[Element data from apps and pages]

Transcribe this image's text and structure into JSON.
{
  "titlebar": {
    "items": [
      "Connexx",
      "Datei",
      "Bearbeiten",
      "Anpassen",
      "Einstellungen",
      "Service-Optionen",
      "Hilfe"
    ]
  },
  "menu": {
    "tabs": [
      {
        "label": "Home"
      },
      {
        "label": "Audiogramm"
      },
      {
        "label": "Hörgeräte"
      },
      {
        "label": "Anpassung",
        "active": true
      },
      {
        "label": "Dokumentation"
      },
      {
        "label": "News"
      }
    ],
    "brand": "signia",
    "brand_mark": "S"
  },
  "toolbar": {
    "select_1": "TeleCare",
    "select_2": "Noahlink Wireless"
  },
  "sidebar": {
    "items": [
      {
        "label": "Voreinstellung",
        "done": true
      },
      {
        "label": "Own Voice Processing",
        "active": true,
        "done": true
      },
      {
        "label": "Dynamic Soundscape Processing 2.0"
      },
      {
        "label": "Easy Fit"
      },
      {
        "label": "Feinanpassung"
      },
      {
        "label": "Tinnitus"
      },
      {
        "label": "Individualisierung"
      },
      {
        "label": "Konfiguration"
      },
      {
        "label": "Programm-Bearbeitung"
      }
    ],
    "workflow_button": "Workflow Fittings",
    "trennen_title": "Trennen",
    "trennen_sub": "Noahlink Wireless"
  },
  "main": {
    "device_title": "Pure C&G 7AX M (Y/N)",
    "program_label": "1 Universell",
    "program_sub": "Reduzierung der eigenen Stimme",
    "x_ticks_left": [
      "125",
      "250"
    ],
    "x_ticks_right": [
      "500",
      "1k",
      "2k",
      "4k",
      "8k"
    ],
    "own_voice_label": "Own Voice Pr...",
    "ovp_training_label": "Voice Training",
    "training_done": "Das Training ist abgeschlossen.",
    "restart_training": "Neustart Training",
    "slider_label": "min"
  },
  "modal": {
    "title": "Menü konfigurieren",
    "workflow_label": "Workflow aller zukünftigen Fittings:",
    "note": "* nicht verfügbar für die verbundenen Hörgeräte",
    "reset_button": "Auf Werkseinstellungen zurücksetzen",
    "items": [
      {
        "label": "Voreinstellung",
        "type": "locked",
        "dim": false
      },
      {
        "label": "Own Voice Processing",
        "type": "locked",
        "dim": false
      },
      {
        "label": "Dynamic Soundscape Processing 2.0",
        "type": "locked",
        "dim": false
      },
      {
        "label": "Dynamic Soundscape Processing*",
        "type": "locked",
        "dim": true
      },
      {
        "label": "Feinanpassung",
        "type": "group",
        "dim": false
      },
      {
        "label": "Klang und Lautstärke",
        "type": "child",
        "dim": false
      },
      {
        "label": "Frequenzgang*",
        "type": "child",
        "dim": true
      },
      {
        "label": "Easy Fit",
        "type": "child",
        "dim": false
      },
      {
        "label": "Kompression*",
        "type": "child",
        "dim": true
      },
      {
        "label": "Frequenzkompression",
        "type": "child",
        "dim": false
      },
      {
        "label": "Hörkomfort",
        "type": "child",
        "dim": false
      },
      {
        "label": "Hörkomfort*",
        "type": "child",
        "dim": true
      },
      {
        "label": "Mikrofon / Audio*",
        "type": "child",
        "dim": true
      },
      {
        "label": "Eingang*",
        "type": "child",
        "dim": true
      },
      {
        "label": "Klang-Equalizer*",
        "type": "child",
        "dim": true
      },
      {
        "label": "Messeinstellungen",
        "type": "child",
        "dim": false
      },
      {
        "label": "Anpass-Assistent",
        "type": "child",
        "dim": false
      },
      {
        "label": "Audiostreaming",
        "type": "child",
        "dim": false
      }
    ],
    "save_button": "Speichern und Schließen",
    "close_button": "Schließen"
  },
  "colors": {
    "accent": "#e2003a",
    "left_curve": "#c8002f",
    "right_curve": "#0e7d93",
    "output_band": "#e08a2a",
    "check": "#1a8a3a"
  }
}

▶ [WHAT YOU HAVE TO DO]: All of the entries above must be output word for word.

▶ [SOLUTION TO THIS TASK]:
Transcribe this image's text and structure into JSON.
{
  "titlebar": {
    "items": [
      "Connexx",
      "Datei",
      "Bearbeiten",
      "Anpassen",
      "Einstellungen",
      "Service-Optionen",
      "Hilfe"
    ]
  },
  "menu": {
    "tabs": [
      {
        "label": "Home"
      },
      {
        "label": "Audiogramm"
      },
      {
        "label": "Hörgeräte"
      },
      {
        "label": "Anpassung",
        "active": true
      },
      {
        "label": "Dokumentation"
      },
      {
        "label": "News"
      }
    ],
    "brand": "signia",
    "brand_mark": "S"
  },
  "toolbar": {
    "select_1": "TeleCare",
    "select_2": "Noahlink Wireless"
  },
  "sidebar": {
    "items": [
      {
        "label": "Voreinstellung",
        "done": true
      },
      {
        "label": "Own Voice Processing",
        "active": true,
        "done": true
      },
      {
        "label": "Dynamic Soundscape Processing 2.0"
      },
      {
        "label": "Easy Fit"
      },
      {
        "label": "Feinanpassung"
      },
      {
        "label": "Tinnitus"
      },
      {
        "label": "Individualisierung"
      },
      {
        "label": "Konfiguration"
      },
      {
        "label": "Programm-Bearbeitung"
      }
    ],
    "workflow_button": "Workflow Fittings",
    "trennen_title": "Trennen",
    "trennen_sub": "Noahlink Wireless"
  },
  "main": {
    "device_title": "Pure C&G 7AX M (Y/N)",
    "program_label": "1 Universell",
    "program_sub": "Reduzierung der eigenen Stimme",
    "x_ticks_left": [
      "125",
      "250"
    ],
    "x_ticks_right": [
      "500",
      "1k",
      "2k",
      "4k",
      "8k"
    ],
    "own_voice_label": "Own Voice Pr...",
    "ovp_training_label": "Voice Training",
    "training_done": "Das Training ist abgeschlossen.",
    "restart_training": "Neustart Training",
    "slider_label": "min"
  },
  "modal": {
    "title": "Menü konfigurieren",
    "workflow_label": "Workflow aller zukünftigen Fittings:",
    "note": "* nicht verfügbar für die verbundenen Hörgeräte",
    "reset_button": "Auf Werkseinstellungen zurücksetzen",
    "items": [
      {
        "label": "Voreinstellung",
        "type": "locked",
        "dim": false
      },
      {
        "label": "Own Voice Processing",
        "type": "locked",
        "dim": false
      },
      {
        "label": "Dynamic Soundscape Processing 2.0",
        "type": "locked",
        "dim": false
      },
      {
        "label": "Dynamic Soundscape Processing*",
        "type": "locked",
        "dim": true
      },
      {
        "label": "Feinanpassung",
        "type": "group",
        "dim": false
      },
      {
        "label": "Klang und Lautstärke",
        "type": "child",
        "dim": false
      },
      {
        "label": "Frequenzgang*",
        "type": "child",
        "dim": true
      },
      {
        "label": "Easy Fit",
        "type": "child",
        "dim": false
      },
      {
        "label": "Kompression*",
        "type": "child",
        "dim": true
      },
      {
        "label": "Frequenzkompression",
        "type": "child",
        "dim": false
      },
      {
        "label": "Hörkomfort",
        "type": "child",
        "dim": false
      },
      {
        "label": "Hörkomfort*",
        "type": "child",
        "dim": true
      },
      {
        "label": "Mikrofon / Audio*",
        "type": "child",
        "dim": true
      },
      {
        "label": "Eingang*",
        "type": "child",
        "dim": true
      },
      {
        "label": "Klang-Equalizer*",
        "type": "child",
        "dim": true
      },
      {
        "label": "Messeinstellungen",
        "type": "child",
        "dim": false
      },
      {
        "label": "Anpass-Assistent",
        "type": "child",
        "dim": false
      },
      {
        "label": "Audiostreaming",
        "type": "child",
        "dim": false
      }
    ],
    "save_button": "Speichern und Schließen",
    "close_button": "Schließen"
  },
  "colors": {
    "accent": "#e2003a",
    "left_curve": "#c8002f",
    "right_curve": "#0e7d93",
    "output_band": "#e08a2a",
    "check": "#1a8a3a"
  }
}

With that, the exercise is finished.